Symantec has just released a gaming edition of their extremely popular Norton AntiVirus to the wild and for the past few days I have been testing it against my previous favorite antivirus for gaming machines: AVG Internet Security. I’ll start here by saying that though my previous reviews of Norton products have ended on less-than-spectacular tones, I went into this process giving Symantec a clean slate as a new program. This means that I put aside past disappointments and treated this program as if it was completely different from their previous offerings. Thankfully that appears to be the case here as I’ve never used a Norton program that has given me more reason to recommend it than their 2009 AntiVirus Gaming Edition.
Let’s start with the installation process. AVG has a pretty straightforward process including basic registration and minimal option selections. Norton goes about installation the same way, however they add a little extra in the way of customization options that relate to their market. Gamers will enjoy the settings allowing this program to run with minimal annoyances, especially while in gaming mode. Installation was extremely fast taking about 30-45 seconds and when compared to AVG it takes the flag against an installation time of 60-90 seconds.
As I am writing this, my computer is being scanned by Norton AntiVirus 2009 Gaming Edition and according to task manager it utilizes a steady 6MB of RAM idle though while scanning it holds on to 38MB of RAM, 15% Processor on a 2.2ghz 64-bit dual-core system. This is typical when compared to AVG that uses roughly the same system resources with varying memory usage between 36MB and 50MB on the same machine. The scans are taking about the same amount of time, but this version of Norton AntiVirus has a feature that allows you to scan for files that aren’t an active virus risk and remove them from the quick and automated scans. You can still do a full system scan that includes these files, but if you’re interested in speed and you don’t have high-risk critical data this may be a great option for you. Scans done with the abridged file structure took about 30 seconds to complete. This feature excluded roughly 82% of my over 1 terabyte of files. In the category of scanning footprint, I’d have to give this one to Norton AntiVirus 2009 Gaming Edition.
Let’s take a look price, shall we? AVG has only recently combined their anti-spyware, anti-rootkit, and anti-spam with their anti-virus with a yearly subscription fee of $54.99 USD. Norton AntiVirus 2009 Gaming Edition is available at a price point of $39.99 USD with yearly subscription renewals at the same price point. Feature-wise you get the same level of protection from the various classes of threats. This makes Norton a clear winner in pricing.
When it comes to updates, AVG does a daily scheduled update where it receives important virus definitions and program updates. One problem I have found with AVG is that it consistently has trouble connecting to the update server. This is a big deal when suddenly your program is incapable of updating for weeks on end. The only solution to this is reinstallation. I would normally omit problems like this except it has occurred in both versions 7 and now in 8. As I glance over at my laptop that still runs AVG, the update manager has crashed. Meanwhile, Norton updates every 5 to 15 minutes and during the time I’ve had this program installed, it has never failed to retrieve the update. Norton is the clear winner in this category.

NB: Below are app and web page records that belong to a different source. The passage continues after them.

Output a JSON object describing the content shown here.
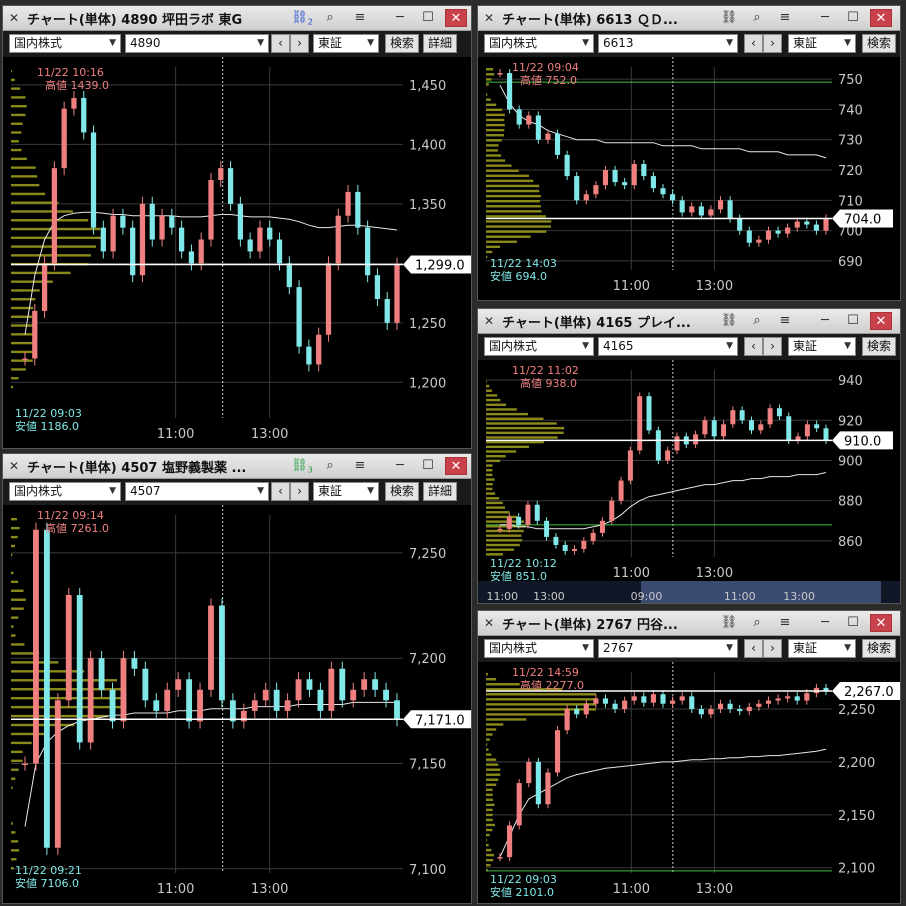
{
  "colors": {
    "bg": "#000000",
    "grid": "#3a3a3a",
    "candle_up": "#f08080",
    "candle_down": "#80e8e8",
    "vwap": "#e8e8e8",
    "volume_profile": "#8a8a1a",
    "high_text": "#f08080",
    "low_text": "#80e8e8",
    "axis_text": "#c8c8c8",
    "green_line": "#40c040"
  },
  "windows": [
    {
      "id": "w1",
      "title": "チャート(単体) 4890 坪田ラボ 東G",
      "link_icon": "link-blue-icon",
      "link_badge": "2",
      "market": "国内株式",
      "code": "4890",
      "exchange": "東証",
      "search_label": "検索",
      "detail_label": "詳細",
      "nav_prev": "‹",
      "nav_next": "›",
      "high_label_time": "11/22 10:16",
      "high_label": "高値 1439.0",
      "low_label_time": "11/22 09:03",
      "low_label": "安値 1186.0",
      "current_price": "1,299.0",
      "y_ticks": [
        "1,450",
        "1,400",
        "1,350",
        "1,300",
        "1,250",
        "1,200"
      ],
      "x_ticks": [
        "11:00",
        "13:00"
      ]
    },
    {
      "id": "w2",
      "title": "チャート(単体) 6613 ＱＤ...",
      "link_icon": "link-icon",
      "market": "国内株式",
      "code": "6613",
      "exchange": "東証",
      "search_label": "検索",
      "nav_prev": "‹",
      "nav_next": "›",
      "high_label_time": "11/22 09:04",
      "high_label": "高値 752.0",
      "low_label_time": "11/22 14:03",
      "low_label": "安値 694.0",
      "current_price": "704.0",
      "y_ticks": [
        "750",
        "740",
        "730",
        "720",
        "710",
        "700",
        "690"
      ],
      "x_ticks": [
        "11:00",
        "13:00"
      ]
    },
    {
      "id": "w3",
      "title": "チャート(単体) 4165 プレイ...",
      "link_icon": "link-icon",
      "market": "国内株式",
      "code": "4165",
      "exchange": "東証",
      "search_label": "検索",
      "nav_prev": "‹",
      "nav_next": "›",
      "high_label_time": "11/22 11:02",
      "high_label": "高値 938.0",
      "low_label_time": "11/22 10:12",
      "low_label": "安値 851.0",
      "current_price": "910.0",
      "y_ticks": [
        "940",
        "920",
        "900",
        "880",
        "860"
      ],
      "x_ticks": [
        "11:00",
        "13:00"
      ],
      "overview_ticks": [
        "11:00",
        "13:00",
        "09:00",
        "11:00",
        "13:00"
      ]
    },
    {
      "id": "w4",
      "title": "チャート(単体) 4507 塩野義製薬 ...",
      "link_icon": "link-green-icon",
      "link_badge": "3",
      "market": "国内株式",
      "code": "4507",
      "exchange": "東証",
      "search_label": "検索",
      "detail_label": "詳細",
      "nav_prev": "‹",
      "nav_next": "›",
      "high_label_time": "11/22 09:14",
      "high_label": "高値 7261.0",
      "low_label_time": "11/22 09:21",
      "low_label": "安値 7106.0",
      "current_price": "7,171.0",
      "y_ticks": [
        "7,250",
        "7,200",
        "7,150",
        "7,100"
      ],
      "x_ticks": [
        "11:00",
        "13:00"
      ]
    },
    {
      "id": "w5",
      "title": "チャート(単体) 2767 円谷...",
      "link_icon": "link-icon",
      "market": "国内株式",
      "code": "2767",
      "exchange": "東証",
      "search_label": "検索",
      "nav_prev": "‹",
      "nav_next": "›",
      "high_label_time": "11/22 14:59",
      "high_label": "高値 2277.0",
      "low_label_time": "11/22 09:03",
      "low_label": "安値 2101.0",
      "current_price": "2,267.0",
      "y_ticks": [
        "2,250",
        "2,200",
        "2,150",
        "2,100"
      ],
      "x_ticks": [
        "11:00",
        "13:00"
      ]
    }
  ],
  "chart_data": [
    {
      "type": "line",
      "window": "w1",
      "title": "4890 坪田ラボ",
      "ylim": [
        1170,
        1465
      ],
      "series": [
        {
          "name": "price",
          "values": [
            1220,
            1260,
            1300,
            1380,
            1430,
            1439,
            1410,
            1330,
            1310,
            1340,
            1330,
            1290,
            1350,
            1320,
            1340,
            1330,
            1310,
            1300,
            1320,
            1370,
            1380,
            1350,
            1320,
            1310,
            1330,
            1320,
            1300,
            1280,
            1230,
            1215,
            1240,
            1300,
            1340,
            1360,
            1330,
            1290,
            1270,
            1250,
            1299
          ]
        },
        {
          "name": "vwap",
          "values": [
            1240,
            1290,
            1320,
            1335,
            1340,
            1342,
            1343,
            1343,
            1342,
            1341,
            1341,
            1340,
            1340,
            1340,
            1340,
            1340,
            1339,
            1339,
            1339,
            1340,
            1341,
            1341,
            1340,
            1339,
            1339,
            1339,
            1338,
            1337,
            1335,
            1332,
            1330,
            1330,
            1331,
            1332,
            1332,
            1331,
            1330,
            1329,
            1328
          ]
        }
      ],
      "current": 1299,
      "high": 1439,
      "low": 1186
    },
    {
      "type": "line",
      "window": "w2",
      "title": "6613 ＱＤ",
      "ylim": [
        687,
        754
      ],
      "series": [
        {
          "name": "price",
          "values": [
            752,
            740,
            735,
            738,
            730,
            732,
            725,
            718,
            710,
            712,
            715,
            720,
            716,
            715,
            722,
            718,
            714,
            712,
            710,
            706,
            708,
            705,
            707,
            710,
            704,
            700,
            696,
            697,
            700,
            699,
            701,
            703,
            702,
            700,
            704
          ]
        },
        {
          "name": "vwap",
          "values": [
            748,
            742,
            738,
            736,
            735,
            733,
            732,
            731,
            730,
            730,
            730,
            729,
            729,
            729,
            729,
            729,
            729,
            728,
            728,
            728,
            728,
            727,
            727,
            727,
            727,
            727,
            726,
            726,
            726,
            726,
            725,
            725,
            725,
            725,
            724
          ]
        }
      ],
      "current": 704,
      "high": 752,
      "low": 694
    },
    {
      "type": "line",
      "window": "w3",
      "title": "4165 プレイ",
      "ylim": [
        852,
        945
      ],
      "series": [
        {
          "name": "price",
          "values": [
            866,
            872,
            868,
            878,
            870,
            862,
            858,
            855,
            856,
            860,
            864,
            870,
            880,
            890,
            905,
            932,
            915,
            900,
            905,
            912,
            908,
            913,
            920,
            912,
            918,
            925,
            920,
            915,
            918,
            926,
            922,
            910,
            912,
            918,
            916,
            910
          ]
        },
        {
          "name": "vwap",
          "values": [
            868,
            868,
            867,
            867,
            866,
            866,
            866,
            866,
            866,
            866,
            867,
            868,
            870,
            873,
            877,
            880,
            882,
            883,
            884,
            885,
            886,
            887,
            888,
            888,
            889,
            890,
            890,
            891,
            891,
            892,
            892,
            892,
            893,
            893,
            893,
            894
          ]
        }
      ],
      "current": 910,
      "high": 938,
      "low": 851
    },
    {
      "type": "line",
      "window": "w4",
      "title": "4507 塩野義製薬",
      "ylim": [
        7098,
        7268
      ],
      "series": [
        {
          "name": "price",
          "values": [
            7150,
            7261,
            7110,
            7180,
            7230,
            7160,
            7200,
            7185,
            7170,
            7200,
            7195,
            7180,
            7175,
            7185,
            7190,
            7170,
            7185,
            7225,
            7180,
            7170,
            7175,
            7180,
            7185,
            7175,
            7180,
            7190,
            7185,
            7175,
            7195,
            7180,
            7185,
            7190,
            7185,
            7180,
            7171
          ]
        },
        {
          "name": "vwap",
          "values": [
            7120,
            7150,
            7160,
            7165,
            7168,
            7170,
            7171,
            7172,
            7173,
            7173,
            7174,
            7174,
            7174,
            7174,
            7175,
            7175,
            7175,
            7176,
            7176,
            7176,
            7176,
            7177,
            7177,
            7177,
            7177,
            7178,
            7178,
            7178,
            7178,
            7178,
            7179,
            7179,
            7179,
            7179,
            7179
          ]
        }
      ],
      "current": 7171,
      "high": 7261,
      "low": 7106
    },
    {
      "type": "line",
      "window": "w5",
      "title": "2767 円谷",
      "ylim": [
        2095,
        2285
      ],
      "series": [
        {
          "name": "price",
          "values": [
            2110,
            2140,
            2180,
            2200,
            2160,
            2190,
            2230,
            2250,
            2245,
            2255,
            2260,
            2255,
            2250,
            2258,
            2262,
            2256,
            2264,
            2255,
            2258,
            2262,
            2250,
            2245,
            2250,
            2255,
            2250,
            2248,
            2252,
            2255,
            2258,
            2260,
            2262,
            2258,
            2265,
            2270,
            2267
          ]
        },
        {
          "name": "vwap",
          "values": [
            2110,
            2130,
            2150,
            2165,
            2170,
            2175,
            2180,
            2185,
            2188,
            2190,
            2192,
            2194,
            2195,
            2196,
            2197,
            2198,
            2199,
            2200,
            2200,
            2201,
            2202,
            2202,
            2203,
            2203,
            2204,
            2204,
            2205,
            2205,
            2206,
            2206,
            2207,
            2208,
            2209,
            2210,
            2212
          ]
        }
      ],
      "current": 2267,
      "high": 2277,
      "low": 2101
    }
  ]
}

Aesthetics should never be a deciding factor in your computer’s defense utilities, but they do help make the program more palatable. Norton has an unusual transparent ice and chain link fence look to it. It’s hard to really point out what it is the program has as a background design but it does have a bit of flair that grows on you over time. AVG has a fairly basic look though it makes up for its lack of pizzazz with a boost in intuitiveness. Most Windows users will enjoy the familiar menu style. Norton has a fairly intuitive interface for gamers, but if you’re appealing to a greater majority I think AVG wins when it comes to how aesthetics affect ease of use.
I would get in to a paragraph about accuracy and start quoting test after test run by various independent and not-so independent sources but the fact of the matter is an anti-virus should always be secondary to the user’s practices. I’m not hiding anything here as one test puts Norton above all others and another will cite Nod32 as the supreme anti-virus. The accuracy of a program is also dependant on their updates. One day AVG would reign as being the most protective then Nod32 comes out with an update that includes a new virus that AVG hasn’t added yet and the tables are turned. I’m going to declare a tie between AVG and Norton in the accuracy column.

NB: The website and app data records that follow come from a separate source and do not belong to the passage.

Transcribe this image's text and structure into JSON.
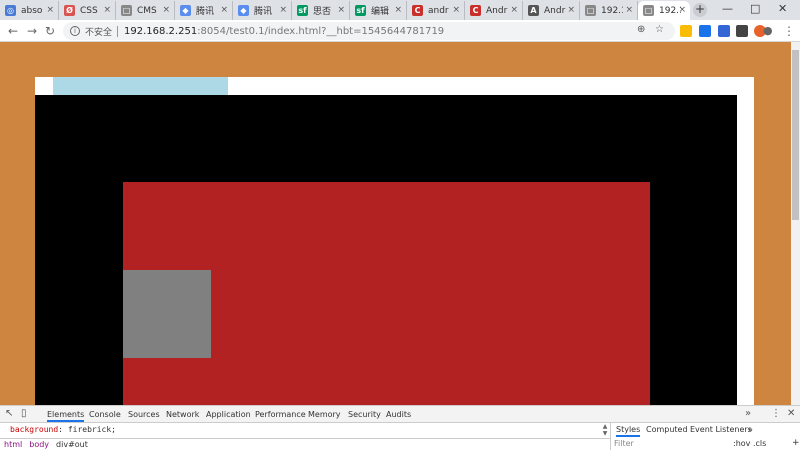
{
  "tabs": [
    {
      "title": "absol",
      "favicon": "globe-icon",
      "color": "#4a7bd6",
      "glyph": "◎"
    },
    {
      "title": "CSS",
      "favicon": "csdn-icon",
      "color": "#d9534f",
      "glyph": "Ø"
    },
    {
      "title": "CMS",
      "favicon": "page-icon",
      "color": "#888888",
      "glyph": "□"
    },
    {
      "title": "腾讯",
      "favicon": "tencent-icon",
      "color": "#5b8def",
      "glyph": "◆"
    },
    {
      "title": "腾讯",
      "favicon": "tencent-icon",
      "color": "#5b8def",
      "glyph": "◆"
    },
    {
      "title": "思否",
      "favicon": "segmentfault-icon",
      "color": "#009a61",
      "glyph": "sf"
    },
    {
      "title": "编辑",
      "favicon": "segmentfault-icon",
      "color": "#009a61",
      "glyph": "sf"
    },
    {
      "title": "andr",
      "favicon": "csdn-icon",
      "color": "#c9302c",
      "glyph": "C"
    },
    {
      "title": "Andr",
      "favicon": "csdn-icon",
      "color": "#c9302c",
      "glyph": "C"
    },
    {
      "title": "Andr",
      "favicon": "github-icon",
      "color": "#555555",
      "glyph": "A"
    },
    {
      "title": "192.1",
      "favicon": "page-icon",
      "color": "#888888",
      "glyph": "□"
    },
    {
      "title": "192.1",
      "favicon": "page-icon",
      "color": "#888888",
      "glyph": "□",
      "active": true
    }
  ],
  "tab_close": "×",
  "new_tab": "+",
  "window": {
    "minimize": "—",
    "maximize": "□",
    "close": "✕"
  },
  "toolbar": {
    "back": "←",
    "forward": "→",
    "reload": "↻",
    "info": "i",
    "insecure_label": "不安全",
    "url_host": "192.168.2.251",
    "url_rest": ":8054/test0.1/index.html?__hbt=1545644781719",
    "zoom": "⊕",
    "star": "☆",
    "account": "●",
    "menu": "⋮"
  },
  "extensions": [
    {
      "name": "ext-google-icon",
      "color": "#fbbc05"
    },
    {
      "name": "ext-shield-icon",
      "color": "#1a73e8"
    },
    {
      "name": "ext-blue-icon",
      "color": "#3367d6"
    },
    {
      "name": "ext-dark-icon",
      "color": "#444444"
    },
    {
      "name": "ext-orange-icon",
      "color": "#e8622c"
    }
  ],
  "colors": {
    "page_bg": "#cd853f",
    "outer_box": "#ffffff",
    "lightblue_box": "#add8e6",
    "out_box": "#000000",
    "inner_box": "#b22222",
    "grey_box": "#808080"
  },
  "devtools": {
    "tabs": [
      "Elements",
      "Console",
      "Sources",
      "Network",
      "Application",
      "Performance",
      "Memory",
      "Security",
      "Audits"
    ],
    "more": "»",
    "menu": "⋮",
    "close": "✕",
    "inspect_icon": "↖",
    "device_icon": "▯",
    "code_prop": "background",
    "code_value": "firebrick;",
    "crumbs": [
      "html",
      "body",
      "div#out"
    ],
    "right_tabs": [
      "Styles",
      "Computed",
      "Event Listeners"
    ],
    "right_more": "»",
    "filter_placeholder": "Filter",
    "hov_cls": ":hov .cls",
    "plus": "+"
  }
}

Overall, the two programs have a certain appeal to their respective audiences. Norton AntiVirus 2009 Gaming Edition appeals to an audience of gamers that require full system resources for their more intensive games while AVG Internet Security provides a robust array of features that appeal to the average day-to-day user. Though Norton has, in the past, had a reputation for doing some unexpected things to a system this edition appears to deliver on its promise. Norton has received a lot of criticism from me and others for the LiveUpdate component and how it uninstalled. This has been a big issue for years and thankfully it is finally over as LiveUpdate is no longer separated from the main program. I’m going to have to give Norton my official recommendation for the first time in my life.
Written by: Matt Ryan
Edited by: Loonsbury